Vets say the boa constrictor is a Siamese twin contained in one outer skin.

Rare Two-Headed Snake Surprises Vets
Nat Geo WILD
Explore animal phobias with Dr. T Sunday on Snapchat Discover, before the season premiere of Dr. K’s Exotic Animal ER at 9/8c Sunday on Nat Geo WILD.

A snake breeder in Florida got a two-for-one deal with the latest offspring of his pet boa constrictor.

The two-week-old snake was born with two distinct heads. The heads emerge from one shared body, extending just a few centimeters from the fork in its neck. Each head lucidly examines their (or its) environment, flicking two distinct tongues through the air.

The snake (or snakes) was brought to celebrity vet Dr. K, short for Dr. Susan Kelleher, who owns an exotic animal care practice in southern Florida. The vet, and the bizarre cases she treats, are the subject of the National Geographic Wild TV show Dr. K.

It was Dr. T (Lauren Thielen), another vet at the practice, who x-rayed the two-headed snake. That process revealed an even rarer twist in its anatomy. Unlike other two-headed animals that tend to share internal organs, the snake appears to have two hearts.

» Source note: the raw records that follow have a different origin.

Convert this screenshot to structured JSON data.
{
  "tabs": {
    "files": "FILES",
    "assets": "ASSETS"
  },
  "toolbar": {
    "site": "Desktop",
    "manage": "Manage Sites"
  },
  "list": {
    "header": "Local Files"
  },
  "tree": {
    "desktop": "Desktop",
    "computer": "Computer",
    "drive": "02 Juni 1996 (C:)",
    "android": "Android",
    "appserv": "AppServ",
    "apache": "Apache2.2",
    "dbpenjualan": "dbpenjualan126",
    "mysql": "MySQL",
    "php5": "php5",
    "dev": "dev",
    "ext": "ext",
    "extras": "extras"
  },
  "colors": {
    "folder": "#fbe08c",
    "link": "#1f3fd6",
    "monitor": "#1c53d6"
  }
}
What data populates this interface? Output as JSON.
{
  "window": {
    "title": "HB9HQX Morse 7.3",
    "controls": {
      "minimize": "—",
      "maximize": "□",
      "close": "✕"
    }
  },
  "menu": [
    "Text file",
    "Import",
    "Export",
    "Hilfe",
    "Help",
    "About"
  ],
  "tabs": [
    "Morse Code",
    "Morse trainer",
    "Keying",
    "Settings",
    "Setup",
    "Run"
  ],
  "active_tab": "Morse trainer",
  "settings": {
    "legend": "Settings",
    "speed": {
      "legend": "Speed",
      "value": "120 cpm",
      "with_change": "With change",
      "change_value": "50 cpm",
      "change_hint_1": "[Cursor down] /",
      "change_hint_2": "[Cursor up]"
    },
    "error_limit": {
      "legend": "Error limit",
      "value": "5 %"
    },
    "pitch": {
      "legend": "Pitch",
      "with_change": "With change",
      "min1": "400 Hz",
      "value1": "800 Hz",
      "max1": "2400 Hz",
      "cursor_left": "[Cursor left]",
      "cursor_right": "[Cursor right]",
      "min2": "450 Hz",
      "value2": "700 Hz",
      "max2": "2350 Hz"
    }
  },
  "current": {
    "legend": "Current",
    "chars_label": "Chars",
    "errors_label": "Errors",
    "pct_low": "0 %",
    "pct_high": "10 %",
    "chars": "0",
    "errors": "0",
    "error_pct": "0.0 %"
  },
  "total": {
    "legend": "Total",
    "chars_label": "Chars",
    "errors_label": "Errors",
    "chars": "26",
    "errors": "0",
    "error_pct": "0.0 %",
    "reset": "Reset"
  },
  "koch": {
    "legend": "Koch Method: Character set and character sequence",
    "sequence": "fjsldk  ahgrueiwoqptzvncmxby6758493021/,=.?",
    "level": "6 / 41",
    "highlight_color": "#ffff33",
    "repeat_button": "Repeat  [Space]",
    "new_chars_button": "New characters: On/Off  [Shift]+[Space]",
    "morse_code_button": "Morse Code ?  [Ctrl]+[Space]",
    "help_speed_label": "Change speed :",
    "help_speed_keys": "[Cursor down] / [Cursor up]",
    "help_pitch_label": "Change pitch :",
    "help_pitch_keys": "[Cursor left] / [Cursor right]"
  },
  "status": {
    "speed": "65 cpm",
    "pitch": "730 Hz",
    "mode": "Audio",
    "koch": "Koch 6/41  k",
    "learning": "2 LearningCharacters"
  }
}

"I was shocked it has two hearts," says Thielen. "But it was really cool to understand that the Siamese twin snake was really two snakes in one outer skin."

Using a non-invasive machine called a doppler ultrasound, the vets were also able to listen to the snake's heartbeats and confirm that there were two hearts pumping blood inside the same body. With the doppler ultrasound, they were also able to track the flow of blood.

While the two-headed snake is one of the more unique cases the vets have seen, two-headed snakes are not unheard of. Another two-headed snake, an albino Honduran milk snake named Medusa, was featured on Nat Geo WILD.

Cameras were rolling during Medusa's first feeding, a critical test to see if the snake could survive past infancy. One of Medusa's heads began to consume a dead mouse while the other watched. The reptile seemed to swallow its prey without an issue. Other two-headed animals have succumbed when the two heads fight over food.

The snake brought to Thielen is unique in that it may also have to two digestive tracts. Thielen discovered this after passing tubes down the esophagus in each head.

"If there are two digestive systems, then we may need to provide nutrition to 'both' snakes," she adds, noting this makes it harder for the snake to survive. "Most snakes born like this do die because… they cannot get proper nutrition, they share kidneys, or they cannot defecate normally."

Boa constrictors enter the world through live births, not external eggs. The two heads likely arose after the embryo began to split and make twins, but then suddenly stopped, leaving a conjoined pair.

It's a condition that has been seen in a range of animals, including sharks, porpoises, turtles, cows, and cats.